The first proposal to build an elementary school on Derry Road was presented to the voters in March 1988 when they were asked to approve the construction of two 600 pupil elementary schools of identical design; one on the Pelham Road and one on Derry Road opposite Alvirne High School. Included within this plan was 1/2 day Kindergarten, the conversion of Webster School to SAU office space, and transferring Library Street School to the town for their use. The cost of this plan was $12.57 million. There was also an option to enlarge each school to 800 pupils for an additional $1.23 million. This school meeting was the largest and liveliest on record. After much heated discussion the plan was amended and later approved. The result being to build one 800 pupil school on the Pelham Road at a cost of $7.3 million; later this new school was officially named Nottingham West Elementary.
Proposals for the Derry Road elementary school came before the voters again in March 1998 with a $7.5 million bond issue to build on land adjacent and south of Alvirne High School. A separate warrant article proposed 1/2 day Kindergarten at a cost of $1.8 million for 10 classrooms, with 75% being funded by the state. The voters of Hudson rejected both articles.
Long term Superintendent Peter Dolloff retired and within three years Randy Bell was hired as Superintendent. With this new leadership the School Board, School Administration, parents and individuals of Hudson worked together in order to solve the problems of space and class sizes within our schools. Focusing on the building issues a $17.6 million warrant article was presented to the deliberative session on February 2000 which included the cost of the land plus construction of a new elementary school on land adjacent to Alvirne as well as renovations and an addition to Memorial school. When the votes were counted in March this proposal was approved. This was a landmark decision by Hudson voters. The School Board gave credit to the community and various committees working together. Under the direction of the Building Committee Chairman, Bernard C. Manor, the new school was scheduled for completion for September 2001. The improvements at Memorial School were scheduled for Spring 2002.
By the beginning of the 2001 school year Hills Garrison was completed so as to provide elementary education for 512 students in grades 1-5 plus facilities for pre-school. The total school enrollment for Hudson that year was 4,100. The photo of the Hills Garrison School is courtesy of the Hudson School District.
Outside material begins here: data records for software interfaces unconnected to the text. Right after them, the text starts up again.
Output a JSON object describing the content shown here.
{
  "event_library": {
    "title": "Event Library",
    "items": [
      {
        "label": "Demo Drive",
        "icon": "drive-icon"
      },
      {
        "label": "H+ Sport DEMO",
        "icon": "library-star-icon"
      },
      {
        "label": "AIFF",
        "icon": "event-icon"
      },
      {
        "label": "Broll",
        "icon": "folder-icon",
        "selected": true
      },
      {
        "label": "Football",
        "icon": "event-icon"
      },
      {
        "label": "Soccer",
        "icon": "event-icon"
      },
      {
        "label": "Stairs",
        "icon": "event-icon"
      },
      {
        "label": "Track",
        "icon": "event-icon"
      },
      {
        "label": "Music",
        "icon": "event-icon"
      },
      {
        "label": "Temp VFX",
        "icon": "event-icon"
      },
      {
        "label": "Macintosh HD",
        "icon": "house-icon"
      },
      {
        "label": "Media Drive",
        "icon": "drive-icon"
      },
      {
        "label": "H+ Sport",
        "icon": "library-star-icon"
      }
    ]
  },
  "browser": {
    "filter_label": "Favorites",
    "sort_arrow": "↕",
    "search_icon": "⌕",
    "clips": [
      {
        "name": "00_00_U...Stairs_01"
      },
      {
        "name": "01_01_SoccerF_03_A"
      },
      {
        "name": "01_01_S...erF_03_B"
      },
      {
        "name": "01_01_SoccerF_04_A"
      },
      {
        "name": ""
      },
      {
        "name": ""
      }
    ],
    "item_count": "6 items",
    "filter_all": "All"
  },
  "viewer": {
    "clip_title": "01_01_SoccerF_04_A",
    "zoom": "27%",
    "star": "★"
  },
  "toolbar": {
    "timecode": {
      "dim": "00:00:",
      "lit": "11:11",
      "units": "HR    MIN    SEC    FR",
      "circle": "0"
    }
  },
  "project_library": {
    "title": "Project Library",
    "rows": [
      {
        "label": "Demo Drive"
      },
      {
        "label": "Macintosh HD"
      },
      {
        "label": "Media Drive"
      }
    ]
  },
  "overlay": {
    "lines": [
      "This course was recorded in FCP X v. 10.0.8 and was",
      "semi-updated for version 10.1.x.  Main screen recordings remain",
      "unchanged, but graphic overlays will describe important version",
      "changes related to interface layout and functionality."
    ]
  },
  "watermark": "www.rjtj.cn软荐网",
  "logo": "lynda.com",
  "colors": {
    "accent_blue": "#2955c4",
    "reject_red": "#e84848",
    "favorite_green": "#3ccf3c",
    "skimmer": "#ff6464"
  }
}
On October 6, 2001 Hills Garrison school was officially dedicated to the citizens of Hudson for their generosity, support, and devotion to the students of Hudson. The school was named for the long standing contribution to the town by the Hills Family. A brief history of the Hills family was a part of this dedication. Paul Hills, a direct descendent of Joseph Hills, and members of his family were present for this event. The photo of the dedication plaque is provided courtesy of the Hills Garrison School staff.
A short time later the Hills Garrison marker was relocated onto the grounds of this school from it’s Webster Street location where it had been placed by Kimball Webster in 1901. Photo of garrison marker on school ground is courtesy of the author.
Public kindergarten and more specifically the responsibility for funding continued as a discussion point until 2009 when, after years of debate and discussion the Hudson school system provided 1/2 day Kindergarten.